Friday, June 29, 2012

Why Teach Supervisors about Substance Abuse and Addiction?
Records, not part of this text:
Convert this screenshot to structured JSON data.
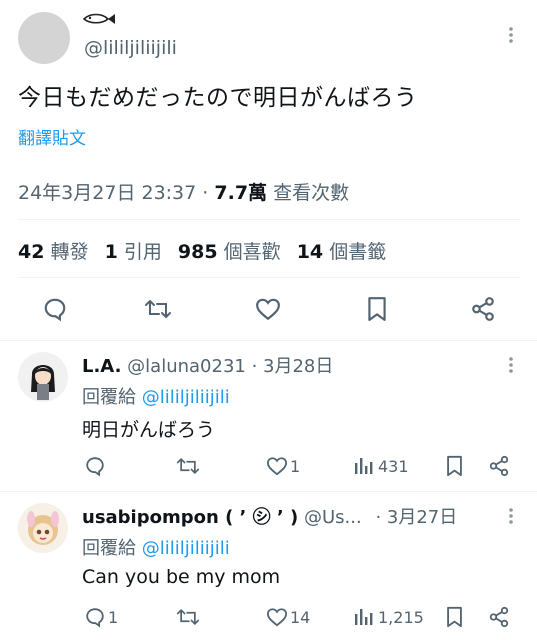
{
  "main_tweet": {
    "username_top_glyph": "",
    "handle": "@lililjiliijili",
    "text": "今日もだめだったので明日がんばろう",
    "translate_label": "翻譯貼文",
    "timestamp": "24年3月27日 23:37",
    "separator": "·",
    "views_count": "7.7萬",
    "views_label": "查看次數",
    "stats": [
      {
        "count": "42",
        "label": "轉發"
      },
      {
        "count": "1",
        "label": "引用"
      },
      {
        "count": "985",
        "label": "個喜歡"
      },
      {
        "count": "14",
        "label": "個書籤"
      }
    ]
  },
  "replies": [
    {
      "name": "L.A.",
      "handle": "@laluna0231",
      "date": "· 3月28日",
      "reply_prefix": "回覆給",
      "reply_to": "@lililjiliijili",
      "text": "明日がんばろう",
      "likes": "1",
      "views": "431",
      "replies_count": ""
    },
    {
      "name": "usabipompon ( ’ ㋛ ’ )",
      "handle": "@Us...",
      "date": "· 3月27日",
      "reply_prefix": "回覆給",
      "reply_to": "@lililjiliijili",
      "text": "Can you be my mom",
      "replies_count": "1",
      "likes": "14",
      "views": "1,215"
    }
  ],
  "colors": {
    "accent": "#1d9bf0",
    "muted": "#536471",
    "divider": "#eff3f4"
  }
}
I knew some one ask me this question, "If supervisors are not supposed to diagnose alcohol- or drug-addicted employees, why are signs and symptoms of an employee with a possible alcohol or other drug problem, like alcohol on the breath a good thing to give to supervisor training?" Folks, you know that addiction is the most misunderstood health problem in world history. This means that it you don't give supervisors accurate information about addiction, they will remain in total ignorance about the problem and vulnerable to manipulation by drug using or alcoholic employees. Yes, it is a good thing to provided supervisors with common performance-related signs and symptoms too. In fact, it is critical to have a comprehensive list. However, the a really strong grounding in signs and symptoms of alcohol addiction must also be provided so supervisors are dispelled of their own myths and misconceptions. It is these myths and misconceptions, along with codependency and enabling that keeps addicted persons ill in society. Interrupting this pattern is a what accurate information about substance abuse is all about. Take a look at the drug and alcohol education center to learn more. Some performance symptoms may be more common among employees with alcohol or other drug problems, like absenteeism. But these are not diagnostic of alcoholism. Alcohol on the breath may be a performance issue upon which to base a supervisor referral, but it alone has little diagnostic value as well. Training supervisors helps them avoid natural inclinations to focus on images, myths, or stereotypes of addicted persons and then completely avoid confronting a troubled employee. Still information that tackles the myths prepares managers to do the most good when they meet up with both an under-performer who also happens to be an alcoholic or drug dependent person.